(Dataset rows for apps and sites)
========================================================================

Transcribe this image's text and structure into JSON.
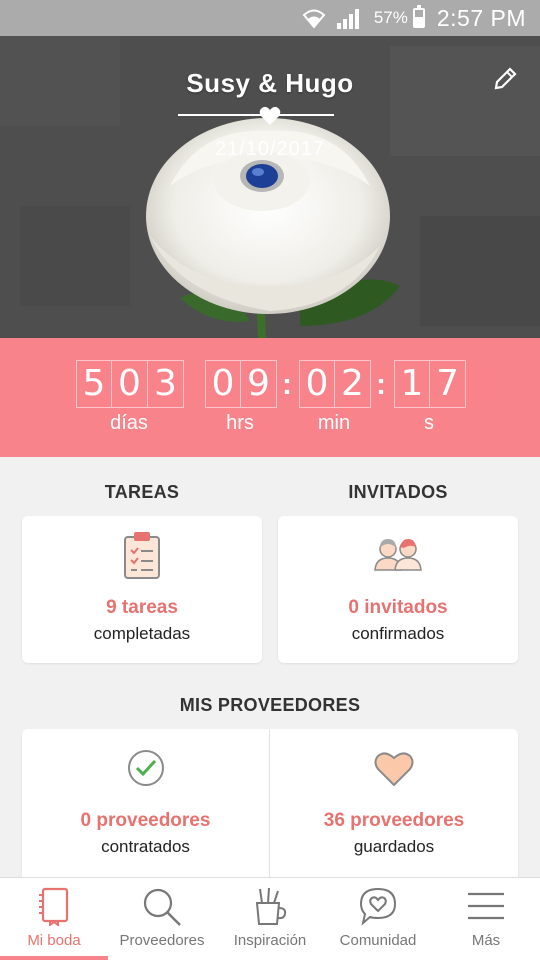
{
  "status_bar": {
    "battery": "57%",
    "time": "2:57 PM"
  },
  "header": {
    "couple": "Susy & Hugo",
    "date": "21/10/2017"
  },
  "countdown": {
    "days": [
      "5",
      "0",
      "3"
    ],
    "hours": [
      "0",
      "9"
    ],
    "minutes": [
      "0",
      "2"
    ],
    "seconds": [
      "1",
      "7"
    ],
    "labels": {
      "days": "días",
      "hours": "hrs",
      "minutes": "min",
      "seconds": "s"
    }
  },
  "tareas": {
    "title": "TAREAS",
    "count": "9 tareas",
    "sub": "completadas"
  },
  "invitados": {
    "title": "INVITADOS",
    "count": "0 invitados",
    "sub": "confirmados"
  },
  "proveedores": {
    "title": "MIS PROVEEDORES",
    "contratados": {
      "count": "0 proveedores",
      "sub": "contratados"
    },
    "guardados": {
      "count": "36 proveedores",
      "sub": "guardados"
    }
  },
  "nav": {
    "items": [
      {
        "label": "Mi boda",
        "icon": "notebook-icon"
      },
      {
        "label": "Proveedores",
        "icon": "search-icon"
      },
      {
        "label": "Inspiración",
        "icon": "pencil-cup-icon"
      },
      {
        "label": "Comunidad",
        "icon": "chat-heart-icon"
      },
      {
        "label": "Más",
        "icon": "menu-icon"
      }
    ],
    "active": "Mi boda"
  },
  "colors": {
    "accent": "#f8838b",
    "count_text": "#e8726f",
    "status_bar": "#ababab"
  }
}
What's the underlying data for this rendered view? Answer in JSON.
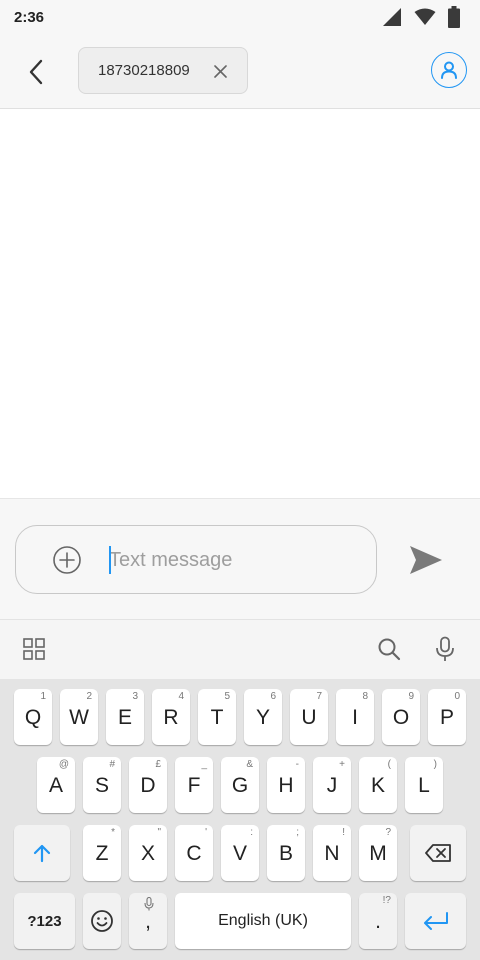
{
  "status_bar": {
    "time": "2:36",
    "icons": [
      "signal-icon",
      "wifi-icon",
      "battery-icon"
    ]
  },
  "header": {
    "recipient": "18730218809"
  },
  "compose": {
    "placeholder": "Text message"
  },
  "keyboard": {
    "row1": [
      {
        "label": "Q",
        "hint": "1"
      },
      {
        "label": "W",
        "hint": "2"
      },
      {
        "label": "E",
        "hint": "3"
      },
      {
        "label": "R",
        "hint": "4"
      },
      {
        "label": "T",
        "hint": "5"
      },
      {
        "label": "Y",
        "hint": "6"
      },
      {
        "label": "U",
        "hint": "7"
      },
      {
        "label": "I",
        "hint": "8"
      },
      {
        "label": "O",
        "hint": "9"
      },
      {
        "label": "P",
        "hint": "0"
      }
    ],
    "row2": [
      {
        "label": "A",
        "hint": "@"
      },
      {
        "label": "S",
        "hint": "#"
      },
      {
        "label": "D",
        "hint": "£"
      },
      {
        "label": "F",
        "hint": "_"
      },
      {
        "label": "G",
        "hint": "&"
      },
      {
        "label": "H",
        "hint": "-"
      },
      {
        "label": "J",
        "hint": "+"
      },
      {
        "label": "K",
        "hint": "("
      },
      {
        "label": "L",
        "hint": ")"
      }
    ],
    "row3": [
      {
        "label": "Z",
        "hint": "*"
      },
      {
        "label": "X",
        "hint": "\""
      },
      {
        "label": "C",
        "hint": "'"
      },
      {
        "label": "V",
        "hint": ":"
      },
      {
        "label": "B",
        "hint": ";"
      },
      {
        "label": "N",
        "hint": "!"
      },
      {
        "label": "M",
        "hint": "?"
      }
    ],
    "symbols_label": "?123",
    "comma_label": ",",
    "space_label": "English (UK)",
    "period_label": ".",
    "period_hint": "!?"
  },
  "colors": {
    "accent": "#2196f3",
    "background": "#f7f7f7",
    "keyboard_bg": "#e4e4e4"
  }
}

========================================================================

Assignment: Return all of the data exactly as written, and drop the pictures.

Written answer:
Transcribe this image's text and structure into JSON.
{
  "status_bar": {
    "battery": "57%",
    "time": "2:57 PM"
  },
  "header": {
    "couple": "Susy & Hugo",
    "date": "21/10/2017"
  },
  "countdown": {
    "days": [
      "5",
      "0",
      "3"
    ],
    "hours": [
      "0",
      "9"
    ],
    "minutes": [
      "0",
      "2"
    ],
    "seconds": [
      "1",
      "7"
    ],
    "labels": {
      "days": "días",
      "hours": "hrs",
      "minutes": "min",
      "seconds": "s"
    }
  },
  "tareas": {
    "title": "TAREAS",
    "count": "9 tareas",
    "sub": "completadas"
  },
  "invitados": {
    "title": "INVITADOS",
    "count": "0 invitados",
    "sub": "confirmados"
  },
  "proveedores": {
    "title": "MIS PROVEEDORES",
    "contratados": {
      "count": "0 proveedores",
      "sub": "contratados"
    },
    "guardados": {
      "count": "36 proveedores",
      "sub": "guardados"
    }
  },
  "nav": {
    "items": [
      {
        "label": "Mi boda",
        "icon": "notebook-icon"
      },
      {
        "label": "Proveedores",
        "icon": "search-icon"
      },
      {
        "label": "Inspiración",
        "icon": "pencil-cup-icon"
      },
      {
        "label": "Comunidad",
        "icon": "chat-heart-icon"
      },
      {
        "label": "Más",
        "icon": "menu-icon"
      }
    ],
    "active": "Mi boda"
  },
  "colors": {
    "accent": "#f8838b",
    "count_text": "#e8726f",
    "status_bar": "#ababab"
  }
}
What's the underlying data for this rendered view? Answer in JSON.
{
  "status_bar": {
    "time": "2:36",
    "icons": [
      "signal-icon",
      "wifi-icon",
      "battery-icon"
    ]
  },
  "header": {
    "recipient": "18730218809"
  },
  "compose": {
    "placeholder": "Text message"
  },
  "keyboard": {
    "row1": [
      {
        "label": "Q",
        "hint": "1"
      },
      {
        "label": "W",
        "hint": "2"
      },
      {
        "label": "E",
        "hint": "3"
      },
      {
        "label": "R",
        "hint": "4"
      },
      {
        "label": "T",
        "hint": "5"
      },
      {
        "label": "Y",
        "hint": "6"
      },
      {
        "label": "U",
        "hint": "7"
      },
      {
        "label": "I",
        "hint": "8"
      },
      {
        "label": "O",
        "hint": "9"
      },
      {
        "label": "P",
        "hint": "0"
      }
    ],
    "row2": [
      {
        "label": "A",
        "hint": "@"
      },
      {
        "label": "S",
        "hint": "#"
      },
      {
        "label": "D",
        "hint": "£"
      },
      {
        "label": "F",
        "hint": "_"
      },
      {
        "label": "G",
        "hint": "&"
      },
      {
        "label": "H",
        "hint": "-"
      },
      {
        "label": "J",
        "hint": "+"
      },
      {
        "label": "K",
        "hint": "("
      },
      {
        "label": "L",
        "hint": ")"
      }
    ],
    "row3": [
      {
        "label": "Z",
        "hint": "*"
      },
      {
        "label": "X",
        "hint": "\""
      },
      {
        "label": "C",
        "hint": "'"
      },
      {
        "label": "V",
        "hint": ":"
      },
      {
        "label": "B",
        "hint": ";"
      },
      {
        "label": "N",
        "hint": "!"
      },
      {
        "label": "M",
        "hint": "?"
      }
    ],
    "symbols_label": "?123",
    "comma_label": ",",
    "space_label": "English (UK)",
    "period_label": ".",
    "period_hint": "!?"
  },
  "colors": {
    "accent": "#2196f3",
    "background": "#f7f7f7",
    "keyboard_bg": "#e4e4e4"
  }
}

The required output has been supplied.